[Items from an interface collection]
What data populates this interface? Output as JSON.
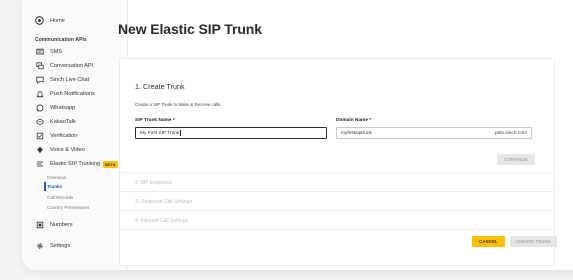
{
  "sidebar": {
    "home_label": "Home",
    "section_title": "Communication APIs",
    "items": [
      {
        "label": "SMS",
        "icon": "sms-icon"
      },
      {
        "label": "Conversation API",
        "icon": "conversation-icon"
      },
      {
        "label": "Sinch Live Chat",
        "icon": "live-chat-icon"
      },
      {
        "label": "Push Notifications",
        "icon": "bell-icon"
      },
      {
        "label": "Whatsapp",
        "icon": "whatsapp-icon"
      },
      {
        "label": "KakaoTalk",
        "icon": "kakaotalk-icon"
      },
      {
        "label": "Verification",
        "icon": "verification-icon"
      },
      {
        "label": "Voice & Video",
        "icon": "voice-icon"
      },
      {
        "label": "Elastic SIP Trunking",
        "icon": "sip-icon",
        "badge": "BETA"
      }
    ],
    "sub_items": [
      {
        "label": "Overview"
      },
      {
        "label": "Trunks",
        "active": true
      },
      {
        "label": "Call Records"
      },
      {
        "label": "Country Permissions"
      }
    ],
    "numbers_label": "Numbers",
    "settings_label": "Settings"
  },
  "page": {
    "title": "New Elastic SIP Trunk"
  },
  "step1": {
    "title": "1. Create Trunk",
    "description": "Create a SIP Trunk to Make & Receive calls.",
    "trunk_name_label": "SIP Trunk Name *",
    "trunk_name_value": "My First SIP Trunk",
    "domain_name_label": "Domain Name *",
    "domain_name_value": "myfirstsiptrunk",
    "domain_suffix": ".pstn.sinch.com",
    "continue_label": "CONTINUE"
  },
  "steps": [
    {
      "title": "2. SIP Endpoints"
    },
    {
      "title": "3. Outbound Call Settings"
    },
    {
      "title": "4. Inbound Call Settings"
    }
  ],
  "footer": {
    "cancel_label": "CANCEL",
    "create_label": "CREATE TRUNK"
  },
  "colors": {
    "accent": "#ffc107",
    "active_link": "#1b5ea8"
  }
}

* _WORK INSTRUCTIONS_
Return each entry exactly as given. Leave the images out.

* _OUTPUT FOR THIS TASK_
What data populates this interface? Output as JSON.
{
  "sidebar": {
    "home_label": "Home",
    "section_title": "Communication APIs",
    "items": [
      {
        "label": "SMS",
        "icon": "sms-icon"
      },
      {
        "label": "Conversation API",
        "icon": "conversation-icon"
      },
      {
        "label": "Sinch Live Chat",
        "icon": "live-chat-icon"
      },
      {
        "label": "Push Notifications",
        "icon": "bell-icon"
      },
      {
        "label": "Whatsapp",
        "icon": "whatsapp-icon"
      },
      {
        "label": "KakaoTalk",
        "icon": "kakaotalk-icon"
      },
      {
        "label": "Verification",
        "icon": "verification-icon"
      },
      {
        "label": "Voice & Video",
        "icon": "voice-icon"
      },
      {
        "label": "Elastic SIP Trunking",
        "icon": "sip-icon",
        "badge": "BETA"
      }
    ],
    "sub_items": [
      {
        "label": "Overview"
      },
      {
        "label": "Trunks",
        "active": true
      },
      {
        "label": "Call Records"
      },
      {
        "label": "Country Permissions"
      }
    ],
    "numbers_label": "Numbers",
    "settings_label": "Settings"
  },
  "page": {
    "title": "New Elastic SIP Trunk"
  },
  "step1": {
    "title": "1. Create Trunk",
    "description": "Create a SIP Trunk to Make & Receive calls.",
    "trunk_name_label": "SIP Trunk Name *",
    "trunk_name_value": "My First SIP Trunk",
    "domain_name_label": "Domain Name *",
    "domain_name_value": "myfirstsiptrunk",
    "domain_suffix": ".pstn.sinch.com",
    "continue_label": "CONTINUE"
  },
  "steps": [
    {
      "title": "2. SIP Endpoints"
    },
    {
      "title": "3. Outbound Call Settings"
    },
    {
      "title": "4. Inbound Call Settings"
    }
  ],
  "footer": {
    "cancel_label": "CANCEL",
    "create_label": "CREATE TRUNK"
  },
  "colors": {
    "accent": "#ffc107",
    "active_link": "#1b5ea8"
  }
}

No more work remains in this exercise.